◆ TASK GOAL:
Output all of the data below exactly as given.

◆ DATA EXCERPTS:
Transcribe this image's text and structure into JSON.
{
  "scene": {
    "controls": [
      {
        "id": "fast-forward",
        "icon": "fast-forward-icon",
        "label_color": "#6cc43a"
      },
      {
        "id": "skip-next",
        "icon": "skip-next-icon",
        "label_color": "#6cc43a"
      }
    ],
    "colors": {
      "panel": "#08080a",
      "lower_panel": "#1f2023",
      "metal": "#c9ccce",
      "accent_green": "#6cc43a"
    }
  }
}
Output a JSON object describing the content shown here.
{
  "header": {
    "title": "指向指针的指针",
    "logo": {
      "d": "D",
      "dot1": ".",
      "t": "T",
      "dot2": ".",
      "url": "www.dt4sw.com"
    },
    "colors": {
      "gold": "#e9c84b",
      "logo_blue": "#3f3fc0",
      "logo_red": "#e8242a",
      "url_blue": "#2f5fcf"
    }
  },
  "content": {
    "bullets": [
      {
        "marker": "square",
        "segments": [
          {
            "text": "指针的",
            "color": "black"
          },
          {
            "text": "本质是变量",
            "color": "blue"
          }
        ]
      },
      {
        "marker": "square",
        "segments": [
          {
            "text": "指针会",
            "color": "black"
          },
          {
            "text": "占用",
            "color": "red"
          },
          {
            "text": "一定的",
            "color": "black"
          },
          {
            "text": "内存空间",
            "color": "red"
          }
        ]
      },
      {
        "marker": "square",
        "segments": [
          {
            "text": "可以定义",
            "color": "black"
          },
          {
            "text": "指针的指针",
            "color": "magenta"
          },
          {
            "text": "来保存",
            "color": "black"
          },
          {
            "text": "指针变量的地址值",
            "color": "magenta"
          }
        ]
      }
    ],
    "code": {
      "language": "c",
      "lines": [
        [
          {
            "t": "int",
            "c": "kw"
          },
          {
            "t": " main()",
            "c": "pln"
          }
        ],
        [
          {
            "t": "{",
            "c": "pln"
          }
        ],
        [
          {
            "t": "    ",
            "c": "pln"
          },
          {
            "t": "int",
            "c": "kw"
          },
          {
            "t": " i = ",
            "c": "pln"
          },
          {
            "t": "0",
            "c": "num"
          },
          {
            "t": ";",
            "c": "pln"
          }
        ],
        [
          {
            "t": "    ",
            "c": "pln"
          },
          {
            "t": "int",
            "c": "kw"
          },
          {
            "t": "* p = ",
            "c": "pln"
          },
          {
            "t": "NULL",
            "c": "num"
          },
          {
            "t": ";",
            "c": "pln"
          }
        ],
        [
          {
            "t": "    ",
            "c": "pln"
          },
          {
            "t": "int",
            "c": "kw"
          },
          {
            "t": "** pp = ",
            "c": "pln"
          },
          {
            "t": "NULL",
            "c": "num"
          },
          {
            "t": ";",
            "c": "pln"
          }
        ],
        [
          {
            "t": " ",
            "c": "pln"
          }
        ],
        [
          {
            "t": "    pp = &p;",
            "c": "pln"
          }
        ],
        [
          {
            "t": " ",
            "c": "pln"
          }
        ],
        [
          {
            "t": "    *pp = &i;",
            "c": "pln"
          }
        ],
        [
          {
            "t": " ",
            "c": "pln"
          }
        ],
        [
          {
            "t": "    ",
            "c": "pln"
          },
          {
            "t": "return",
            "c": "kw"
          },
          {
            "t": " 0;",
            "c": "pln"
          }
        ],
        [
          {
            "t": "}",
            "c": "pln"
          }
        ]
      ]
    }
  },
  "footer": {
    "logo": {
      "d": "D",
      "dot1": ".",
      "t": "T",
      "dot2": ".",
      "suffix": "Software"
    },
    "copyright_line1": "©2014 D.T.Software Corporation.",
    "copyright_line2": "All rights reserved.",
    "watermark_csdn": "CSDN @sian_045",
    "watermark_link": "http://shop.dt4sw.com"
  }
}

◆ RESPONSE AREA:
Transcribe this image's text and structure into JSON.
{
  "scene": {
    "controls": [
      {
        "id": "fast-forward",
        "icon": "fast-forward-icon",
        "label_color": "#6cc43a"
      },
      {
        "id": "skip-next",
        "icon": "skip-next-icon",
        "label_color": "#6cc43a"
      }
    ],
    "colors": {
      "panel": "#08080a",
      "lower_panel": "#1f2023",
      "metal": "#c9ccce",
      "accent_green": "#6cc43a"
    }
  }
}
Output a JSON object describing the content shown here.
{
  "header": {
    "title": "指向指针的指针",
    "logo": {
      "d": "D",
      "dot1": ".",
      "t": "T",
      "dot2": ".",
      "url": "www.dt4sw.com"
    },
    "colors": {
      "gold": "#e9c84b",
      "logo_blue": "#3f3fc0",
      "logo_red": "#e8242a",
      "url_blue": "#2f5fcf"
    }
  },
  "content": {
    "bullets": [
      {
        "marker": "square",
        "segments": [
          {
            "text": "指针的",
            "color": "black"
          },
          {
            "text": "本质是变量",
            "color": "blue"
          }
        ]
      },
      {
        "marker": "square",
        "segments": [
          {
            "text": "指针会",
            "color": "black"
          },
          {
            "text": "占用",
            "color": "red"
          },
          {
            "text": "一定的",
            "color": "black"
          },
          {
            "text": "内存空间",
            "color": "red"
          }
        ]
      },
      {
        "marker": "square",
        "segments": [
          {
            "text": "可以定义",
            "color": "black"
          },
          {
            "text": "指针的指针",
            "color": "magenta"
          },
          {
            "text": "来保存",
            "color": "black"
          },
          {
            "text": "指针变量的地址值",
            "color": "magenta"
          }
        ]
      }
    ],
    "code": {
      "language": "c",
      "lines": [
        [
          {
            "t": "int",
            "c": "kw"
          },
          {
            "t": " main()",
            "c": "pln"
          }
        ],
        [
          {
            "t": "{",
            "c": "pln"
          }
        ],
        [
          {
            "t": "    ",
            "c": "pln"
          },
          {
            "t": "int",
            "c": "kw"
          },
          {
            "t": " i = ",
            "c": "pln"
          },
          {
            "t": "0",
            "c": "num"
          },
          {
            "t": ";",
            "c": "pln"
          }
        ],
        [
          {
            "t": "    ",
            "c": "pln"
          },
          {
            "t": "int",
            "c": "kw"
          },
          {
            "t": "* p = ",
            "c": "pln"
          },
          {
            "t": "NULL",
            "c": "num"
          },
          {
            "t": ";",
            "c": "pln"
          }
        ],
        [
          {
            "t": "    ",
            "c": "pln"
          },
          {
            "t": "int",
            "c": "kw"
          },
          {
            "t": "** pp = ",
            "c": "pln"
          },
          {
            "t": "NULL",
            "c": "num"
          },
          {
            "t": ";",
            "c": "pln"
          }
        ],
        [
          {
            "t": " ",
            "c": "pln"
          }
        ],
        [
          {
            "t": "    pp = &p;",
            "c": "pln"
          }
        ],
        [
          {
            "t": " ",
            "c": "pln"
          }
        ],
        [
          {
            "t": "    *pp = &i;",
            "c": "pln"
          }
        ],
        [
          {
            "t": " ",
            "c": "pln"
          }
        ],
        [
          {
            "t": "    ",
            "c": "pln"
          },
          {
            "t": "return",
            "c": "kw"
          },
          {
            "t": " 0;",
            "c": "pln"
          }
        ],
        [
          {
            "t": "}",
            "c": "pln"
          }
        ]
      ]
    }
  },
  "footer": {
    "logo": {
      "d": "D",
      "dot1": ".",
      "t": "T",
      "dot2": ".",
      "suffix": "Software"
    },
    "copyright_line1": "©2014 D.T.Software Corporation.",
    "copyright_line2": "All rights reserved.",
    "watermark_csdn": "CSDN @sian_045",
    "watermark_link": "http://shop.dt4sw.com"
  }
}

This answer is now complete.